As reported in a recent Chronicle of Higher Education article , researcher Allison K. Leidner of the University of Maryland had a similar “Eureka!” moment during the AAAS training when she suddenly understood how to explain that an environment that's bad for butterflies may negatively affect other living creatures, too. “You can explain what you want without the word 'endemic,'” Leidner told a reporter with The Chronicle. “So why make it more confusing?”
After the training, Leidner was able to apply her new communications skills while explaining her butterfly research to North Carolina policy-makers on Capitol Hill.
When asked why NSF continues to collaborate with AAAS on the time-intensive Communicating Science program, Dana Topousis, the agency's head of media and public affairs said: “The world is changing so much. We're finding it ever-more important for researchers to be able to communicate with audiences that may not understand their research, and to be able to speak on their own behalf. Researchers themselves need to be able to communicate their work to generate broad public support for their goals.”
In addition, Topousis said, NSF works to inspire the next generation of scientists and engineers, and the best role models are today's leading researchers. She noted that Jeff Nesbit, the director of NSF's Office of Legislative & Public Affairs, routinely participates in the regional communications workshops to demonstrate the agency's high level of commitment to such efforts.

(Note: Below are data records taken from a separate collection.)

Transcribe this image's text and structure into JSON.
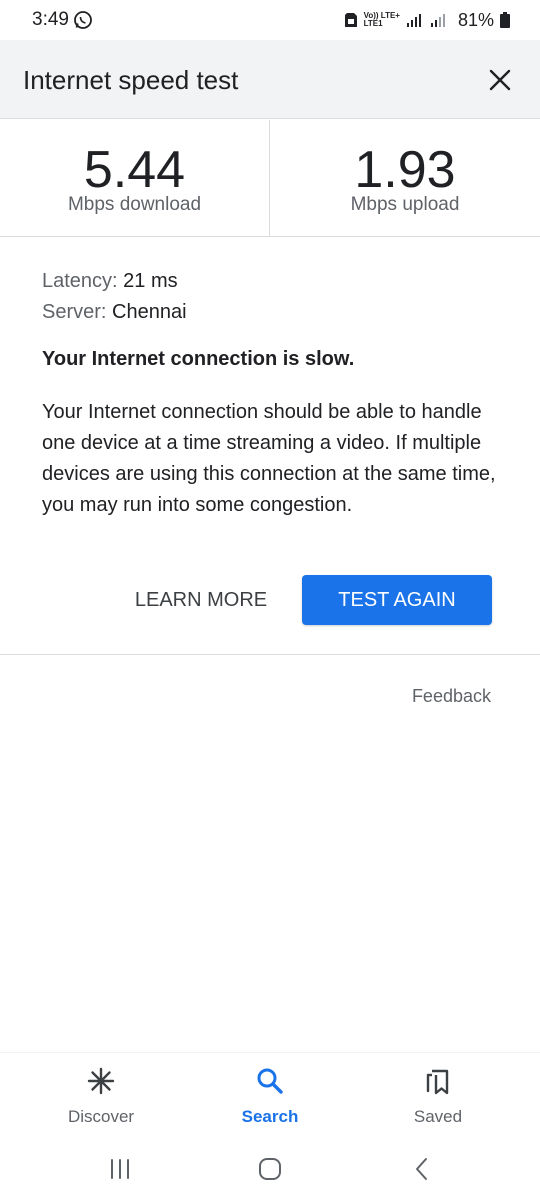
{
  "status_bar": {
    "time": "3:49",
    "network_top": "Vo)) LTE+",
    "network_bottom": "LTE1",
    "battery": "81%"
  },
  "header": {
    "title": "Internet speed test"
  },
  "results": {
    "download_value": "5.44",
    "download_unit": "Mbps download",
    "upload_value": "1.93",
    "upload_unit": "Mbps upload"
  },
  "details": {
    "latency_key": "Latency:",
    "latency_value": "21 ms",
    "server_key": "Server:",
    "server_value": "Chennai"
  },
  "verdict": "Your Internet connection is slow.",
  "description": "Your Internet connection should be able to handle one device at a time streaming a video. If multiple devices are using this connection at the same time, you may run into some congestion.",
  "actions": {
    "learn_more": "LEARN MORE",
    "test_again": "TEST AGAIN",
    "feedback": "Feedback"
  },
  "bottom_nav": {
    "items": [
      {
        "label": "Discover",
        "icon": "asterisk-icon"
      },
      {
        "label": "Search",
        "icon": "search-icon"
      },
      {
        "label": "Saved",
        "icon": "bookmarks-icon"
      }
    ],
    "active": "Search"
  },
  "colors": {
    "accent": "#1a73e8",
    "header_bg": "#f1f3f4",
    "text": "#202124",
    "secondary_text": "#5f6368"
  }
}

A typical workshop begins with Nesbit's summary of NSF efforts to connect with the public using an array of multimedia tools, Graveline explained. A sub-group of public information officers then moves to a separate room for further NSF training while Graveline directs the workshop tailored for scientists and engineers.
For the researchers, a pivotal lesson involves learning to think about messages from the perspective of an audience member. “That particular point can be quite a revelation,” Graveline said. “Many scientists start preparing for presentations or interviews based on what they want to say, rather than what the audience needs to hear or will find interesting. So, we spend time in the workshops translating information into concepts that are easier for public audiences to grasp and explore further.”
Graveline helps participants drill down to their three core points. She also reviews tips for using gestures and language to enliven public speaking. Finally, 6-10 participants field questions on camera and receive feedback from Graveline and other attendees. “We try to stress that the goal of the camera work is not to embarrass anyone, but to help them see how they come across when they're speaking. For many people, that's a transformative experience. A lot of scientists may have a more introverted personality, so for them, this is a really big opportunity to practice in a safe place.”
The Communicating Science program was established with a startup grant from the William T. Golden Endowment Fund for Program Innovation. Currently, AAAS is continuing to work with NSF, NOAA, and individual institutions interested in hosting workshops. Seven workshops are planned during the 2009-2010 academic year, with plans for several more events pending.
Other AAAS strategies for engaging the press and the public include outreach to community organizations and science centers, town hall-style meetings, and the following specific programs:
In addition, AAAS recently was tapped to facilitate a new Policy Innovation Network. Supported by the John D. and Catherine T. MacArthur Foundation, the project will use electronic platforms to broadly solicit expertise on emerging science-related policies. Anil Dash, an entrepreneur and technologist best known for helping to pioneer the realm of social media and blogging with his influential blog, Dashes.com , and for his role in founding Six Apart, was named 14 October to serve as director of the AAAS Policy Innovation Network.